The Kremlin, Moscow

Headaches, vodka, and aspirin. Aspirin, vodka, and headaches.

The combination was enough to make anyone reel, President Volodin thought, massaging his temple with one hand as he popped three tablets into his mouth with the other. He reached for the glass on his desk and took a long drink, then silently began counting to thirty, swishing the vodka in his mouth to dissolve the aspirin.

Twenty-eight, twenty-nine, swallow. He put down the glass, lowered his head, and pressed his palms onto his eyes. And then waited.

After a little while the pain in his head eased. Not as much as in previous days, however. Not nearly. And he still felt some dizziness. Soon he would have to add another tablet to his home remedy. Four to a swallow, or perhaps he would experiment. Increase the amount of vodka, chase down the medicine with a good, clean shot. Still one had to wonder about certain things. Was it possible to overdose on aspirin and alcohol? And where would it lead? Actually, he already knew that. Perhaps, before it was all over, he would again turn on the television and see himself parading through the streets of Moscow. Appearing for the entire world like some heroic liberator.

Volodin sat there at his desk with his eyes closed, the curtains drawn over his windows to block out the sunlight pouring in over the east on Red Square. He wondered what the headaches, dizziness, and early morning drinking said about the general state of his health. Certainly not good. And why not be expansive and think about its meaning on the state of Russian politics? If, as he believed, the power of a president was largely symbolic in the modern world, how might the declining condition of a man who held that position be interpreted? A man who had scarcely had so much as a cold – and never had a drink during the day – in his entire life before returning to office was now a man who woke up in the morning with an insatiable lust for vodka. A man who had spent too much time in prison, he thought rubbing the scar left during his time spent in the Gulag.

Volodin straightened, opened his eyes. The bookcase opposite his desk doubled and trembled in his vision. He took a deep breath, blinking twice, but the room remained unfocused. Dear heaven, he felt ugly. Much of it, he knew, was due to the pressures of dealing with a country reeling from a devastating civil war and Ravens Rock. Especially the latter, they had been infecting the nation with their rhetoric for some time… and the infection had been spread more rapidly ever since they had overthrown him and acquired a platform from which to promote their extremist views. What would happen if the situation in the agricultural areas worsened? It was one thing of a group who was now a shadow of their former selves to rail about corruption from the west. These were a distraction to the populous. But hunger was another matter. Everyone was capable of understanding it. And it would not be assuaged by calming words. If the damage to the infrastructure was even close to being accurate…

Volodin jettisoned the thought before it could complete itself. He capped off the vodka, in any minute the lights on his phone would begin to flash.

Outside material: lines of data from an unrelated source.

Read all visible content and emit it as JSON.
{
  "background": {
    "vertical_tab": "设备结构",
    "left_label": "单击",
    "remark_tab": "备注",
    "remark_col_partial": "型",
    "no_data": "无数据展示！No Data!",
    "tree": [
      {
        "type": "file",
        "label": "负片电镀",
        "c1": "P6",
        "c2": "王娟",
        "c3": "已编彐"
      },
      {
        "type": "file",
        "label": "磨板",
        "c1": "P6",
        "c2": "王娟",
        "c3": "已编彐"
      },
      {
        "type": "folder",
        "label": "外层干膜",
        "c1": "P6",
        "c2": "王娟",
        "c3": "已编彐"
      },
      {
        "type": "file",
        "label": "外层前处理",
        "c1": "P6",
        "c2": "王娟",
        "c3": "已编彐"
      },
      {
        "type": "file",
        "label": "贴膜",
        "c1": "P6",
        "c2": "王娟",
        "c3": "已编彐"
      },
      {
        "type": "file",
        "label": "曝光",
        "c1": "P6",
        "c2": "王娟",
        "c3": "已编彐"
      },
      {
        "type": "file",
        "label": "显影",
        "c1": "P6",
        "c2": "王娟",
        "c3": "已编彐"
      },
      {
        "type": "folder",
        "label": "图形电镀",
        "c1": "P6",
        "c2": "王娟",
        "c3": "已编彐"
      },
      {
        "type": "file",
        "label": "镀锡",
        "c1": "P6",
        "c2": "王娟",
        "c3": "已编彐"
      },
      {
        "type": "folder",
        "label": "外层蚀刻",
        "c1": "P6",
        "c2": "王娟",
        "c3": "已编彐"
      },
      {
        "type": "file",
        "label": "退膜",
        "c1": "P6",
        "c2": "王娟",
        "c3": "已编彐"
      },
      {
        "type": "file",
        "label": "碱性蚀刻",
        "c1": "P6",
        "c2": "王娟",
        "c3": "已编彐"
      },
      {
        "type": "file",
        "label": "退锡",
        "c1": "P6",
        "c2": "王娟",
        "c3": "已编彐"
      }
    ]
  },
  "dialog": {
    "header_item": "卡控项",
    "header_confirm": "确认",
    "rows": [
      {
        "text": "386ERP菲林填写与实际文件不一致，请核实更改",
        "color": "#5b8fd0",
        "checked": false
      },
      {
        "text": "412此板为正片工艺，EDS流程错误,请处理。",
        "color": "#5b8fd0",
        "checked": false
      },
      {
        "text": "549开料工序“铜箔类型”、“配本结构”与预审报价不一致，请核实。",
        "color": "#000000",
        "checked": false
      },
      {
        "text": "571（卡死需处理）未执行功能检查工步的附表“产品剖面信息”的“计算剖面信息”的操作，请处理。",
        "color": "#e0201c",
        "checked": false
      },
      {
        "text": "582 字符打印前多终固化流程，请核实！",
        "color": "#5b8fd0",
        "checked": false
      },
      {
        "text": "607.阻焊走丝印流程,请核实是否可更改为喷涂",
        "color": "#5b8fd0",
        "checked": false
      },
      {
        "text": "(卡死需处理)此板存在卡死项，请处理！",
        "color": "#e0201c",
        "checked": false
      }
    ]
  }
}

His aides would arrive with their file folders and summary briefings. He would be presented with a multitude of problems, many requiring his immediate attention.

He needed to pull himself together.

He stretched his legs, pushed back on his chair, and stood. The bookshelf swelled in his eyes again. He put his hand on the edge of his desk to steady himself and waited. This time the dizziness didn't subside. He waited some more, perspiring, queasy, and light-headed. The collar on his shirt now seemed too tight. It was as if all the air pressure had been let out of the room.

He reached out for his phone, thinking he would have to cancel his appointments. He needed rest.

But before Volodin could dial the number, a pain tore through his head in a blinding and excruciating bolt that made him stagger back…

His fingers were still fumbling for the receiver when the seizures came on. Volodin was already falling into a coma when he was discovered by his secretary minutes later. Two hours after that, doctors pronounced the leader of the Russian Federation dead.